* **Activity**
Find the string "this" in the records. Copy each line that has it.
-------- Record extracts
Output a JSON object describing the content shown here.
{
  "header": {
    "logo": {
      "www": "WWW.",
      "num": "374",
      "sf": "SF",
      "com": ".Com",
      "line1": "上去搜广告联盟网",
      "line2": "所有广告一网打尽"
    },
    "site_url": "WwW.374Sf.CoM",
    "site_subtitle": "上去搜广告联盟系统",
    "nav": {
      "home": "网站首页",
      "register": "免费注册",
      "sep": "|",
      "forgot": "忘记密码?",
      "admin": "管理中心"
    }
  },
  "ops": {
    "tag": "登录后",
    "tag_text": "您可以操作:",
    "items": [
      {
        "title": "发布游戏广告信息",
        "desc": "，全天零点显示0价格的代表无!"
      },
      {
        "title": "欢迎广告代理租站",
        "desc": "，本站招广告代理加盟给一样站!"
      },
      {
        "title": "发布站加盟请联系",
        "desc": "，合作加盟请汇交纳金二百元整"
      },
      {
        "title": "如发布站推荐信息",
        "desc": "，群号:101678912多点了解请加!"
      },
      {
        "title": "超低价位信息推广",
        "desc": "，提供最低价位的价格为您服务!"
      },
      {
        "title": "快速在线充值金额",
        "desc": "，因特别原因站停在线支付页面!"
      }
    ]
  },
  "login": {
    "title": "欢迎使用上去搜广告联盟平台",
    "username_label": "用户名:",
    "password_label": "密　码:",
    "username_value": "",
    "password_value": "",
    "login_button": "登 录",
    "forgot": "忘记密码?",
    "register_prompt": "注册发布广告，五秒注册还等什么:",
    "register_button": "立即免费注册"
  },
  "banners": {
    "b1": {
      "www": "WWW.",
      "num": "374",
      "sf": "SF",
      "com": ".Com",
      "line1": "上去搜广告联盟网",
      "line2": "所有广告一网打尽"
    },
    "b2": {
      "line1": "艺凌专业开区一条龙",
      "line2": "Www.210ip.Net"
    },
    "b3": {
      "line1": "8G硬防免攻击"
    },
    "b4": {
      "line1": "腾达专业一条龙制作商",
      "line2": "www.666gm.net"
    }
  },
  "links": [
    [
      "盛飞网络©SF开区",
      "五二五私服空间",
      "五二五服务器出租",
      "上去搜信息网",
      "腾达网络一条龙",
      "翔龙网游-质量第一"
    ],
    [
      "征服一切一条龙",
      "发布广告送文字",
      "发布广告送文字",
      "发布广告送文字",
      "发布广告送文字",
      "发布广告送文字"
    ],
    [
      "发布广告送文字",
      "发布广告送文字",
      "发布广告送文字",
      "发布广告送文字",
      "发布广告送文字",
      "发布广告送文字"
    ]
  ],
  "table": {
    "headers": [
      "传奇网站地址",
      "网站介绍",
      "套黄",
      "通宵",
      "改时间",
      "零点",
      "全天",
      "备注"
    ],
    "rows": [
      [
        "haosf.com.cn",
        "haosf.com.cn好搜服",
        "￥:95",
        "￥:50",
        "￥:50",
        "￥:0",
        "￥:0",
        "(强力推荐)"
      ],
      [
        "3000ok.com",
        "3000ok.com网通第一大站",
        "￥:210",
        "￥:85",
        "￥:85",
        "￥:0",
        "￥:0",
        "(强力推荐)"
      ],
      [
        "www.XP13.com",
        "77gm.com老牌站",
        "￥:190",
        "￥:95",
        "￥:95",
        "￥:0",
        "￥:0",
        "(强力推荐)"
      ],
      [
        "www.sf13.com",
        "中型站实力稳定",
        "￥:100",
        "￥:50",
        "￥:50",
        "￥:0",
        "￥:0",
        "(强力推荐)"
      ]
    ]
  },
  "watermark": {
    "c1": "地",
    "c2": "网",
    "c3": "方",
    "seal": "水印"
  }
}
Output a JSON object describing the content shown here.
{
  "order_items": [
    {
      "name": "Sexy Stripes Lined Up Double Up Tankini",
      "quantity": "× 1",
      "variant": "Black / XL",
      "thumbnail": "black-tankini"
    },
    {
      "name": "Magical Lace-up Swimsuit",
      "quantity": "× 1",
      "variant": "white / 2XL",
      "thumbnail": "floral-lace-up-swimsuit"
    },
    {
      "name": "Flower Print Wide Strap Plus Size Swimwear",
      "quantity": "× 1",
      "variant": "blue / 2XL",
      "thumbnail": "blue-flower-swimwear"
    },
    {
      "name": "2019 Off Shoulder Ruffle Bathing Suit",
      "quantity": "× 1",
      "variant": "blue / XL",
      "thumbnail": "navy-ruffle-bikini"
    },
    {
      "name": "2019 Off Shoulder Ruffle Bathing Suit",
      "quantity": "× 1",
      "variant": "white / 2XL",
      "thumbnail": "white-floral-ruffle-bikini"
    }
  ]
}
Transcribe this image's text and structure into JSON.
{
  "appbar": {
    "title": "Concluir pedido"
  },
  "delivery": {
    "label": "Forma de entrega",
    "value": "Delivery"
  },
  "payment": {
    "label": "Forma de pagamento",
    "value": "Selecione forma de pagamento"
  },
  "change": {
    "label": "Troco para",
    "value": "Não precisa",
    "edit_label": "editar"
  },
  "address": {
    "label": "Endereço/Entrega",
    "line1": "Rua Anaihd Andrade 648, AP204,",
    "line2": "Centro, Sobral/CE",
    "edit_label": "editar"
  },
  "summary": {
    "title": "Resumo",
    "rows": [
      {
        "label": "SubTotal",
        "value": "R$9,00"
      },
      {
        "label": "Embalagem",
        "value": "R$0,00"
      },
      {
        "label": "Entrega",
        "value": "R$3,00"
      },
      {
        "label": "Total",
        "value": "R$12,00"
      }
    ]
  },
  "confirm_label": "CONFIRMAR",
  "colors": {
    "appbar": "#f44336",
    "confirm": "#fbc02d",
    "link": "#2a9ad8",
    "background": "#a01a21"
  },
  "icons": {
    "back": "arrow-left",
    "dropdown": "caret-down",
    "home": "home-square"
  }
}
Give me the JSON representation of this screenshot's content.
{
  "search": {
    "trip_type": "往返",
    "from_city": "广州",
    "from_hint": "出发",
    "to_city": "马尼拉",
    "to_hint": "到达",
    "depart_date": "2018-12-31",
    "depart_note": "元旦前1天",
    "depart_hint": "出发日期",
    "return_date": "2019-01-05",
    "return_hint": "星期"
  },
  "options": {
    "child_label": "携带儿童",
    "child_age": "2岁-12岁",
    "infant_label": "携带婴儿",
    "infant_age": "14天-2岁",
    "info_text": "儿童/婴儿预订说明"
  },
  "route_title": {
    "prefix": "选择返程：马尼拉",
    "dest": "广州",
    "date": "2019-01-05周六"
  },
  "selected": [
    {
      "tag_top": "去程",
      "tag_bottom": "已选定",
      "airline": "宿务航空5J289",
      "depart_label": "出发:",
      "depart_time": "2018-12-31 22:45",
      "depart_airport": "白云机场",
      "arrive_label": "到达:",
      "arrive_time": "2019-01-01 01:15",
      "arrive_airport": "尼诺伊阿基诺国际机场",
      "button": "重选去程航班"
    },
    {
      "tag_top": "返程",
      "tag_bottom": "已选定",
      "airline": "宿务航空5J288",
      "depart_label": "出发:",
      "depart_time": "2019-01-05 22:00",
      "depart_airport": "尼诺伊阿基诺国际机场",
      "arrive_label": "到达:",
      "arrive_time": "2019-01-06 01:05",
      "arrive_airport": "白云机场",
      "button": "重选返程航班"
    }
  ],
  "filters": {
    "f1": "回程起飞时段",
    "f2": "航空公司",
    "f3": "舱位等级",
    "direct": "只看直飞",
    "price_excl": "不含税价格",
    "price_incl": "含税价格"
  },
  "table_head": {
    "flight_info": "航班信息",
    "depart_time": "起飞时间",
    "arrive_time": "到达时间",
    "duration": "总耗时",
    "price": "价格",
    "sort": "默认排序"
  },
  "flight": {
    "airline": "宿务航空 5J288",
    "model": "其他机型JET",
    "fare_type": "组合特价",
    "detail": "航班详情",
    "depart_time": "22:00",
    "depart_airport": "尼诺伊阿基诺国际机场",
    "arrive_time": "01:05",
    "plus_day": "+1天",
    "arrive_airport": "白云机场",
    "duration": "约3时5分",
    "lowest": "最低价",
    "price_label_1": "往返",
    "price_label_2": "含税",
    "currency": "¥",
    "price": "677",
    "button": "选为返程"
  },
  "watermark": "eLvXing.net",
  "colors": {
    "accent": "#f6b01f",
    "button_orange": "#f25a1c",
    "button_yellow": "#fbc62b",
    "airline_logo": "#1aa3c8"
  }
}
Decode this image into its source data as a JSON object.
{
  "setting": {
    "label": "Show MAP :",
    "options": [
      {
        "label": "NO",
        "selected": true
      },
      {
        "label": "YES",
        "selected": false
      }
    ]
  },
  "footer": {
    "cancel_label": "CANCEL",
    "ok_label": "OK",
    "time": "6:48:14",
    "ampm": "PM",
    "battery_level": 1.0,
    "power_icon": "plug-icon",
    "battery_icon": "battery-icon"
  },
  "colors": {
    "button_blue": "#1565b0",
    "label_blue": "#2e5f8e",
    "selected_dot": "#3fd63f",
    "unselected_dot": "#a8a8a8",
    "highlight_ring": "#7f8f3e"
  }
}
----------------
* **Written answer**
Transcribe this image's text and structure into JSON.
Give me the JSON representation of this screenshot's content.
Decode this image into its source data as a JSON object.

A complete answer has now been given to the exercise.